West Nile virus is transmitted to humans by the bite of an infected mosquito. It is estimated that 20 percent of those who become infected will develop clinically noticeable symptoms of West Nile virus disease. Mild symptoms may include fever, headache and body aches, skin rash and swollen lymph glands. More severe symptoms include high fever, headache, neck stiffness, stupor, disorientation, coma, tremors, convulsions, muscle weakness, vision loss, numbness and paralysis. Residents who experience symptoms are advised to visit their health-care providers.

West Nile virus can be fatal. Individuals who are most at risk for severe infection include those over 50 years of age and those with chronic illness or compromised immune systems. These individuals are urged to take precautions to avoid being bitten by mosquitoes during the season. Among the recommendations: use insect repellent containing DEET*, spray clothing with repellent containing permethrin, avoid going outside from dusk to dawn when most mosquitoes are active, wear long sleeves and long pants when nighttime activity is unavoidable, eliminate standing water from flower pots, clogged gutters, recycle bins, birdbaths, toys, swimming pool and hot tub covers.  Mosquito season extends from June 1 through November 1.

The number of human cases of West Nile virus varies each year. Suffolk County reported one human case of West Nile virus in 2014, four cases in 2011 and five in 2013, as compared to 14 human cases in 2012 and 25 cases in 2010, a year in which the virus claimed three lives.  

“There is no discernible trend,” said Dr. Tomarken. “We know only about the cases in which the patient sought treatment and we received laboratory confirmation of West Nile virus. There may be many more residents who acquired West Nile virus, but we never learned about them because their symptoms were mild and they didn’t seek medical attention or they sought medical attention but lab tests were not ordered.”

Individuals who have medical questions related to West Nile virus may call the Department of Health Services: 631-854-0333.

To report mosquito problems or stagnant pools of water, call the Department of Public Works’ Vector Control Division at 631-852-4270.

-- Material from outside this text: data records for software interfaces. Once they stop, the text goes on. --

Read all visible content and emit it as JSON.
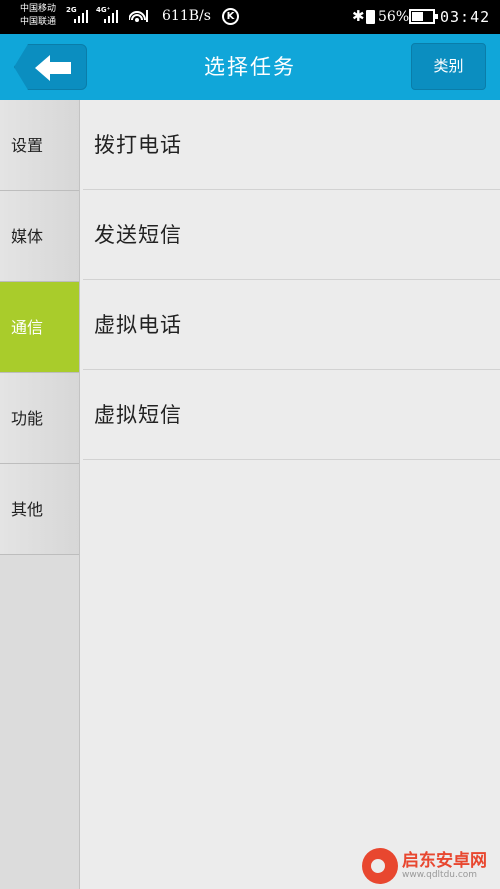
{
  "status_bar": {
    "carrier_1": "中国移动",
    "carrier_2": "中国联通",
    "net_tag_1": "2G",
    "net_tag_2": "4G⁺",
    "speed": "611B/s",
    "k_badge": "K",
    "battery_pct": "56%",
    "battery_level": 0.56,
    "time": "03:42"
  },
  "header": {
    "back_icon": "arrow-left-icon",
    "title": "选择任务",
    "category_label": "类别"
  },
  "sidebar": {
    "items": [
      {
        "label": "设置",
        "active": false
      },
      {
        "label": "媒体",
        "active": false
      },
      {
        "label": "通信",
        "active": true
      },
      {
        "label": "功能",
        "active": false
      },
      {
        "label": "其他",
        "active": false
      }
    ]
  },
  "tasks": [
    {
      "label": "拨打电话"
    },
    {
      "label": "发送短信"
    },
    {
      "label": "虚拟电话"
    },
    {
      "label": "虚拟短信"
    }
  ],
  "watermark": {
    "title": "启东安卓网",
    "url": "www.qdltdu.com"
  },
  "colors": {
    "header": "#10a6d9",
    "active_tab": "#a9cc2b",
    "background": "#ececec"
  }
}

To learn more about Suffolk County’s Mosquito-borne-Illness surveillance program, view the following videos:

Video 1

Video 2

*Follow label instructions. Consult healthcare provider before using insect repellent on young children.